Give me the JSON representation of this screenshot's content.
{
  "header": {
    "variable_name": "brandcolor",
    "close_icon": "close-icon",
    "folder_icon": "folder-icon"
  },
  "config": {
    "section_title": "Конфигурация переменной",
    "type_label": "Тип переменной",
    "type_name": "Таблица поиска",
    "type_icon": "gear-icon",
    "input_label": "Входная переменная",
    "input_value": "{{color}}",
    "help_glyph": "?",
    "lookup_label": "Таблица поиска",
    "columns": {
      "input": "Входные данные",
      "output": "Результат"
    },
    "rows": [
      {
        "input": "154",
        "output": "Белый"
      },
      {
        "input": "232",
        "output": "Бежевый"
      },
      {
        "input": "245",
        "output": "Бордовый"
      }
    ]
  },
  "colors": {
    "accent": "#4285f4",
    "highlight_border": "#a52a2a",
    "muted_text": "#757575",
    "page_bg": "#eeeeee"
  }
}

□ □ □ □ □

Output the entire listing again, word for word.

SOLUTION:
Give me the JSON representation of this screenshot's content.
{
  "header": {
    "variable_name": "brandcolor",
    "close_icon": "close-icon",
    "folder_icon": "folder-icon"
  },
  "config": {
    "section_title": "Конфигурация переменной",
    "type_label": "Тип переменной",
    "type_name": "Таблица поиска",
    "type_icon": "gear-icon",
    "input_label": "Входная переменная",
    "input_value": "{{color}}",
    "help_glyph": "?",
    "lookup_label": "Таблица поиска",
    "columns": {
      "input": "Входные данные",
      "output": "Результат"
    },
    "rows": [
      {
        "input": "154",
        "output": "Белый"
      },
      {
        "input": "232",
        "output": "Бежевый"
      },
      {
        "input": "245",
        "output": "Бордовый"
      }
    ]
  },
  "colors": {
    "accent": "#4285f4",
    "highlight_border": "#a52a2a",
    "muted_text": "#757575",
    "page_bg": "#eeeeee"
  }
}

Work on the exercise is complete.